An unsolicited “Good morning” to a fellow elevator passenger does the same. We have here nothing less than the testimony of Rabbi Yochanan ben Zakkai, that no one ever beat him to a greeting, as he was always first to offer one, “even [to] a non-Jew in the marketplace” (Brachos 17a).
Eye contact, when appropriate, is a statement of respect. And its lack, fairly or not, may be taken as the opposite. And a smile should be part of our faces too. Shammai tells us as much: “Receive every person with a pleasant countenance” (Avos 1:15).
Not long ago, a middle-aged African-American woman was waiting, as was I, for a bus that didn’t come.
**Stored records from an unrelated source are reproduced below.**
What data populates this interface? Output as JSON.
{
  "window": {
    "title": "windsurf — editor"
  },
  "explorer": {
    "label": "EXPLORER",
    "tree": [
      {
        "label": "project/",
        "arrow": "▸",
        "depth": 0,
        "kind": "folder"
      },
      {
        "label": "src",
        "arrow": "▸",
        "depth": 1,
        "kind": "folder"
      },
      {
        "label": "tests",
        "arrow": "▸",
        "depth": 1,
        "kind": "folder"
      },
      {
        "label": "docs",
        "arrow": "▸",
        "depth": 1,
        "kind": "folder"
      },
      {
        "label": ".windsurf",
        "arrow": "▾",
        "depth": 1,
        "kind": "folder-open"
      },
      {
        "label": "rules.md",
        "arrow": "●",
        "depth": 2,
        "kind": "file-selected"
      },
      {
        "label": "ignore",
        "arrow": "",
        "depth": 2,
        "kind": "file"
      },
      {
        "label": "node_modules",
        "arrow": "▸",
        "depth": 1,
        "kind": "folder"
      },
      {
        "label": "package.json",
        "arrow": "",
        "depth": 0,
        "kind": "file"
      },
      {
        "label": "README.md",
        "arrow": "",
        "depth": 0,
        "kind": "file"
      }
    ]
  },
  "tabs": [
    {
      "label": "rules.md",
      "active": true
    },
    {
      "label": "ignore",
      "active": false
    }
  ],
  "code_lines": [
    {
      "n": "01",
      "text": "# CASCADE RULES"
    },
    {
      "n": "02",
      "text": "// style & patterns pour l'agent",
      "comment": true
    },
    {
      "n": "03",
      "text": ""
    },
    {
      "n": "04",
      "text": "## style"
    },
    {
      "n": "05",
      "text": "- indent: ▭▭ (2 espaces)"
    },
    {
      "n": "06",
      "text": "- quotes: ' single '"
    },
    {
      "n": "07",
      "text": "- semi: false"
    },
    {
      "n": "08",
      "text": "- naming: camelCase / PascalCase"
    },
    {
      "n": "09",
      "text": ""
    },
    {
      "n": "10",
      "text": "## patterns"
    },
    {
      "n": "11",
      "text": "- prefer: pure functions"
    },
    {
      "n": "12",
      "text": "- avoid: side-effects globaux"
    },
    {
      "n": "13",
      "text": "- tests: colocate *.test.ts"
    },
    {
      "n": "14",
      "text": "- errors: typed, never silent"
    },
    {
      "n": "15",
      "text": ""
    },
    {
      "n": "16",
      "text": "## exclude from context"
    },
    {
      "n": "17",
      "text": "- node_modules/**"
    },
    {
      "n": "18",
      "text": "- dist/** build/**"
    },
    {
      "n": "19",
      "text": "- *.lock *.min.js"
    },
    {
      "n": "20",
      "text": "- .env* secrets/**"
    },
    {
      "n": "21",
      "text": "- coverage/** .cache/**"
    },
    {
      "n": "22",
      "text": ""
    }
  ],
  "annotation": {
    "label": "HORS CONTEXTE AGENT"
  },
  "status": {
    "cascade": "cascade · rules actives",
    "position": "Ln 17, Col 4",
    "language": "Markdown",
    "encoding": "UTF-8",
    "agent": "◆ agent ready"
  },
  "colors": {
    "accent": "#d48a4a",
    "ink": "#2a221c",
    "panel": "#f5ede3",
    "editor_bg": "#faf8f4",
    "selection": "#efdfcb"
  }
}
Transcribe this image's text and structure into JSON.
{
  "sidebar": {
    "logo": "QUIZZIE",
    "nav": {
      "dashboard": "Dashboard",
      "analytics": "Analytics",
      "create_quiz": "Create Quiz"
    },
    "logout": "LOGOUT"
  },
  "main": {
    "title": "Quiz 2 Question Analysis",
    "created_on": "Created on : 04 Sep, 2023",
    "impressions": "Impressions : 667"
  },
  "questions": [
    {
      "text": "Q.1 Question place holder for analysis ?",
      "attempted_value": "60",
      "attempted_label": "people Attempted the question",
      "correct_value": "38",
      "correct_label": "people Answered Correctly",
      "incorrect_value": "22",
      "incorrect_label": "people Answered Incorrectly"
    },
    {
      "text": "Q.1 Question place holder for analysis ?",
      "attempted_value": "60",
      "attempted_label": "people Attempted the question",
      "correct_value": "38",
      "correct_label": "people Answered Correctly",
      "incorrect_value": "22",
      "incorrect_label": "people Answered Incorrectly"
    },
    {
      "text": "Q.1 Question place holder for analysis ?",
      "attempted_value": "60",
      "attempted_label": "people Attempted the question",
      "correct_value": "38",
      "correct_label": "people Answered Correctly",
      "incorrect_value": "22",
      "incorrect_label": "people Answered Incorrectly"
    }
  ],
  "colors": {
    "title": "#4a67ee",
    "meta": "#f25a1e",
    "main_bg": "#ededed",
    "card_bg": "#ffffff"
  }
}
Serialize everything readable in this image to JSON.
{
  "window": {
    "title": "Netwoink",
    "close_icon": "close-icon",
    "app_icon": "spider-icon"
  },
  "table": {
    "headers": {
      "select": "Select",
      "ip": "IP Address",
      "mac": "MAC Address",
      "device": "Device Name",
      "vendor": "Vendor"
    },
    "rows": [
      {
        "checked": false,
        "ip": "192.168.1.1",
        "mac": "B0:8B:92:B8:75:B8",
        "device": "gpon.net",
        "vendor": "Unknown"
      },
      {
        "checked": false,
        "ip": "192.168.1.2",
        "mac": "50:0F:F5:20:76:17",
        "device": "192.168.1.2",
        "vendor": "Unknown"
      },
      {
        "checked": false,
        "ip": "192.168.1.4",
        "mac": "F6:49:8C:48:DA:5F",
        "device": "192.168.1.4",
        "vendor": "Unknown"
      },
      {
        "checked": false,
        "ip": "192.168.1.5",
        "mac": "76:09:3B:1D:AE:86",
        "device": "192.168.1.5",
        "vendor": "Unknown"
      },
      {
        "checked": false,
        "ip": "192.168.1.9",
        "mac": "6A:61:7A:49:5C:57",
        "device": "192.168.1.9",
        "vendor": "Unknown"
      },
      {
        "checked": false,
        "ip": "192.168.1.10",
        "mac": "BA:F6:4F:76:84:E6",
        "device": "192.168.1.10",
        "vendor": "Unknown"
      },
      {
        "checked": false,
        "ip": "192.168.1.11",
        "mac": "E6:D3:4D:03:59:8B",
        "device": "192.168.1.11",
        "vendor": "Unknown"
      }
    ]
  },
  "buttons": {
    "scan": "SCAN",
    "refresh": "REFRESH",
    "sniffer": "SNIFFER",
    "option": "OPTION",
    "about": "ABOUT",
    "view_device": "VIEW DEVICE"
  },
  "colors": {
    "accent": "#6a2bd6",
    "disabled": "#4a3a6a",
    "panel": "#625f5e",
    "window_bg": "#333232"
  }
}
I phoned my wife to ask if she was free to pick me up at the bus stop, and she was. When she arrived, I offered the other would-be bus passenger a ride to her destination, a public housing project. Surprised but overjoyed, she accepted, and we took her home.
A few weeks later, waiting (I do a lot of waiting) for a ferry, I heard a loud, happy “Hi, Rabbi!” from behind me. It was she. And with her were her adult son and several grandchildren in tow. I returned her greeting (with a smile) and said hello to her family members.
End of unremarkable story. But it made me think about how the lady must have described my wife and me to her progeny. And how it might have influenced their picture of “Jews.”
Just as important – perhaps more so – than increasing security measures, police presence and educational programs is strengthening our efforts to show others who we really are.
© 2019 Hamodia